Ashley Wolfe, Editor-in-Chief

Anyone who has attended any sort of family gathering is no stranger to the feelings of community and familiarity that come with being around those known well who also have a shared history. This camaraderie can be seen among Byte Club senior members Rygar Carvajal, Dinyar Kadkhodaian, Pawel Michalski, William Fitzgerald and Junior Kenny Stepney as they collectively retold how they came to win the Top Overall Award at the 2015 CodeDay held November 7 and 8 at Blue1647 in Chicago.

CodeDay is a 24-hour event in which participants must create a digital invention, usually a video game or computer program, which will be judged against the creations of other teams. Awards are given in a variety of areas, including best application and best game, but the Top Overall Award is, as its name implies, the greatest award.

“I remember everyone else coming up to us and…the second thing that happened was they looked at [our] game and said, ‘Wow, you guys are going to win,’” said Fitzgerald.

Because of their collective modesty, they came only with the hope of possibly winning a minor award.

“We didn’t expect to win over all,” said Carvajal. “I think what we were all aiming for was best game…we were all expecting something low, and we ended up getting the highest award.”

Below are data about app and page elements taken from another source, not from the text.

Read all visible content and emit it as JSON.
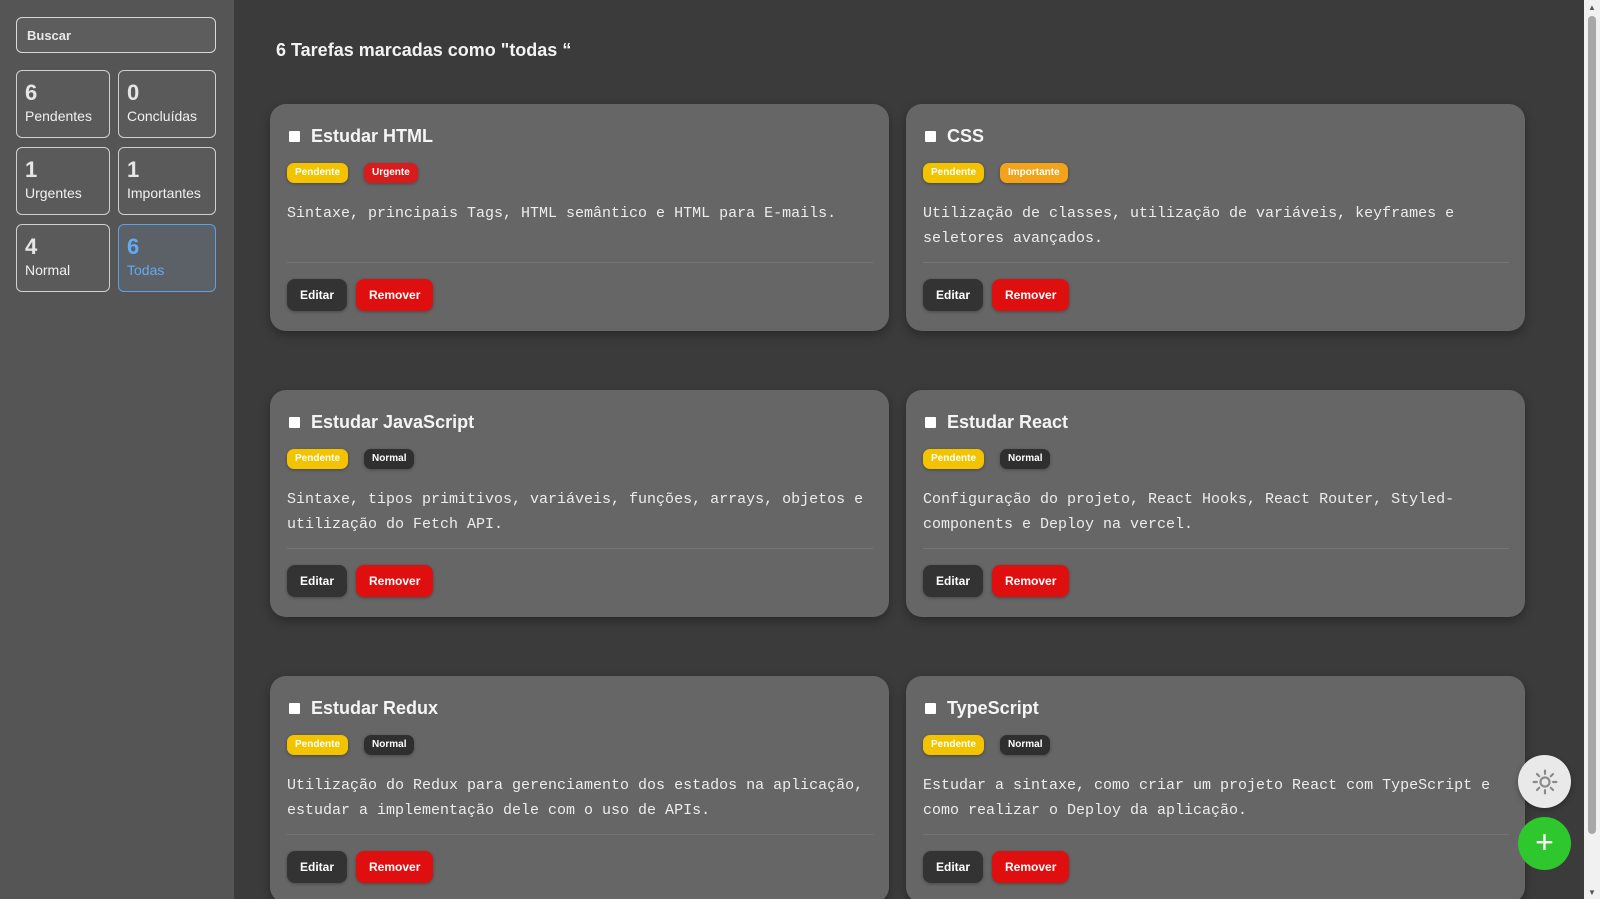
{
  "search": {
    "placeholder": "Buscar"
  },
  "stats": [
    {
      "count": "6",
      "label": "Pendentes"
    },
    {
      "count": "0",
      "label": "Concluídas"
    },
    {
      "count": "1",
      "label": "Urgentes"
    },
    {
      "count": "1",
      "label": "Importantes"
    },
    {
      "count": "4",
      "label": "Normal"
    },
    {
      "count": "6",
      "label": "Todas"
    }
  ],
  "heading": "6 Tarefas marcadas como \"todas “",
  "tasks": [
    {
      "title": "Estudar HTML",
      "status": "Pendente",
      "priority": "Urgente",
      "description": "Sintaxe, principais Tags, HTML semântico e HTML para E-mails.",
      "edit_label": "Editar",
      "remove_label": "Remover"
    },
    {
      "title": "CSS",
      "status": "Pendente",
      "priority": "Importante",
      "description": "Utilização de classes, utilização de variáveis, keyframes e seletores avançados.",
      "edit_label": "Editar",
      "remove_label": "Remover"
    },
    {
      "title": "Estudar JavaScript",
      "status": "Pendente",
      "priority": "Normal",
      "description": "Sintaxe, tipos primitivos, variáveis, funções, arrays, objetos e utilização do Fetch API.",
      "edit_label": "Editar",
      "remove_label": "Remover"
    },
    {
      "title": "Estudar React",
      "status": "Pendente",
      "priority": "Normal",
      "description": "Configuração do projeto, React Hooks, React Router, Styled-components e Deploy na vercel.",
      "edit_label": "Editar",
      "remove_label": "Remover"
    },
    {
      "title": "Estudar Redux",
      "status": "Pendente",
      "priority": "Normal",
      "description": "Utilização do Redux para gerenciamento dos estados na aplicação, estudar a implementação dele com o uso de APIs.",
      "edit_label": "Editar",
      "remove_label": "Remover"
    },
    {
      "title": "TypeScript",
      "status": "Pendente",
      "priority": "Normal",
      "description": "Estudar a sintaxe, como criar um projeto React com TypeScript e como realizar o Deploy da aplicação.",
      "edit_label": "Editar",
      "remove_label": "Remover"
    }
  ],
  "buttons": {
    "add_label": "+",
    "theme_icon": "sun-icon"
  },
  "colors": {
    "pendente": "#f3c300",
    "urgente": "#d81b1b",
    "importante": "#f3a31a",
    "normal": "#2f2f2f",
    "remove": "#e00f0f",
    "add": "#2ec82e",
    "active": "#63aaf0"
  }
}
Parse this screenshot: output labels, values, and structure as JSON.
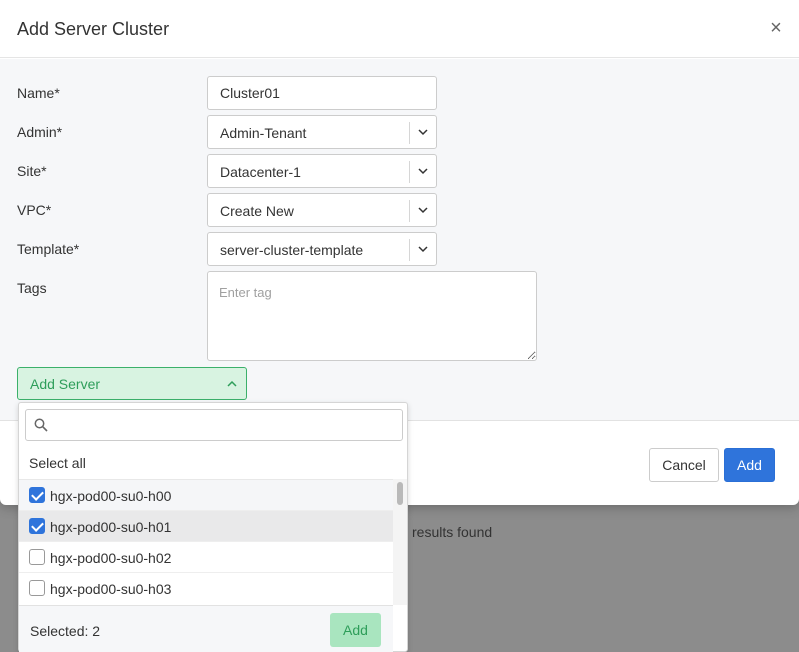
{
  "background": {
    "results_text": "results found"
  },
  "modal": {
    "title": "Add Server Cluster",
    "close_symbol": "×"
  },
  "form": {
    "name": {
      "label": "Name*",
      "value": "Cluster01"
    },
    "admin": {
      "label": "Admin*",
      "value": "Admin-Tenant"
    },
    "site": {
      "label": "Site*",
      "value": "Datacenter-1"
    },
    "vpc": {
      "label": "VPC*",
      "value": "Create New"
    },
    "template": {
      "label": "Template*",
      "value": "server-cluster-template"
    },
    "tags": {
      "label": "Tags",
      "placeholder": "Enter tag"
    }
  },
  "add_server": {
    "label": "Add Server",
    "dropdown": {
      "search_placeholder": "",
      "select_all": "Select all",
      "items": [
        {
          "label": "hgx-pod00-su0-h00",
          "checked": true
        },
        {
          "label": "hgx-pod00-su0-h01",
          "checked": true
        },
        {
          "label": "hgx-pod00-su0-h02",
          "checked": false
        },
        {
          "label": "hgx-pod00-su0-h03",
          "checked": false
        }
      ],
      "selected_text": "Selected: 2",
      "add_label": "Add"
    }
  },
  "footer": {
    "cancel_label": "Cancel",
    "add_label": "Add"
  },
  "colors": {
    "primary": "#2f74db",
    "success": "#3bb06a",
    "success_bg": "#d8f3e1"
  }
}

Despite this achievement, no one appears to take sole credit for the win. Looking to one another, they credit themselves as a whole for their collective support and teamwork. Fitzgerald mentioned specifically that the graphic work done by Michalski, greatly enhanced the appearance of their game by “[making] it look really professional”.

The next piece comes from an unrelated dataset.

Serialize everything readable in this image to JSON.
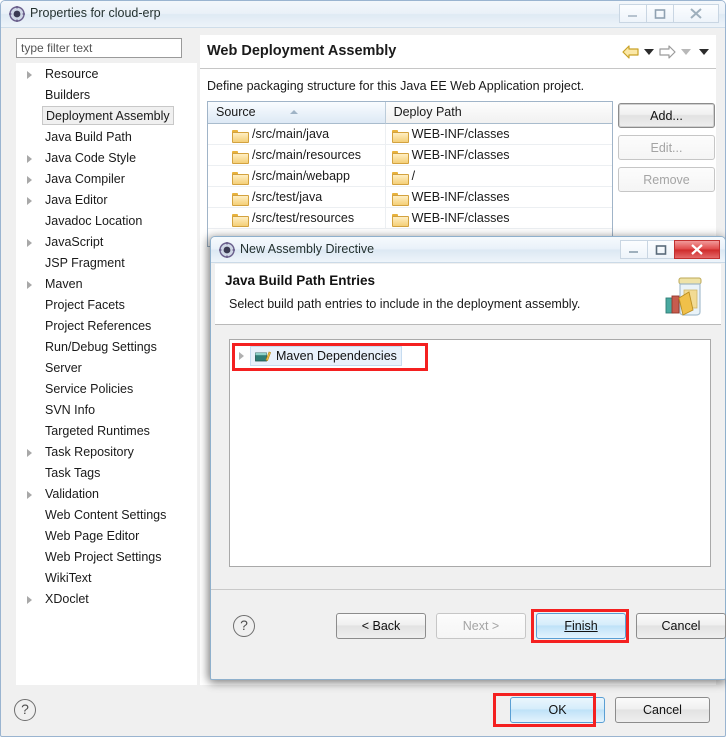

While he was unable to be physically present for the event, Michalski contributed his work from home, still helping to aid in the win.

The team mentioned that other teams were not as skilled or planned. Some participants underestimated the time they would need and sought to create extravagant games or programs, which they inevitably failed to finish.

“The key that made us do so well and win was that it was really simple, we managed our time, and we were able to have a really good game to present at the end of the day,” said Kadkhodaian.

This was Kadkhodaian’s first CodeDay, which he attended as both a programmer and a yearbook photographer. He noted that the experience was far more valuable than he expected.

“It was really rewarding to see…the rest of the teammates faces after four years of competing and just to get the best award in the room. It was really rewarding,” he said.

Among the rest of the Byte Club team, reactions weren’t much different. While they varied in level of surprise, everyone shared some degree of joy and relief.

“Waking up and seeing… the photos [the team] posted [online], I was very excited that our project was enjoyed by lots of people and that they thought it was good enough to win an award,” said Michalski.

However, Stepney might have been the most pleased with this win.

With a modest smile, he explained that he “was pretty happy”. He had been to CodeDay “four times and not a single time did [he] win anything, so [he] was pretty ecstatic.” This event appeared to be a turning point in his CodeDay experiences.

But the excitement doesn’t end here. Byte Club meets weekly after school on Tuesdays in Room A102 with Matt Farmer, science teacher and Byte Club sponsor. For those interested, there is still room for more talent.

“What we do is we teach kids how to code, and we work together [to] create projects to get people more into the field,” said Stepney.

If you’re planning on attending a meeting, it might be best to prepare to stay awhile.

“Anyone is free to come and go,” said Carvajal. “We generally stay until around six.”

As one can see, even for these individuals, the learning continues.

“You really never stop learning, even if you’re a master programmer. You’re always learning something,” said Fitzgerald.

Although they have just received one of what they hope will be many awards to come, they continue to grow in their abilities in preparation for the next competition, which, according to Farmer, will likely be the next CodeDay event in February 2016.


UPDATE: A previous publication of this article misspelled the last name of Freshman Kenneth Stepney, Senior Dinyar Kadkhodaian, and the first name of Senior Pawel Michalski. Along with William Fitzgerald, who was incorrectly referred to as Fitzpatrick. In addition, the club meets in room A102, not A103 as stated previously.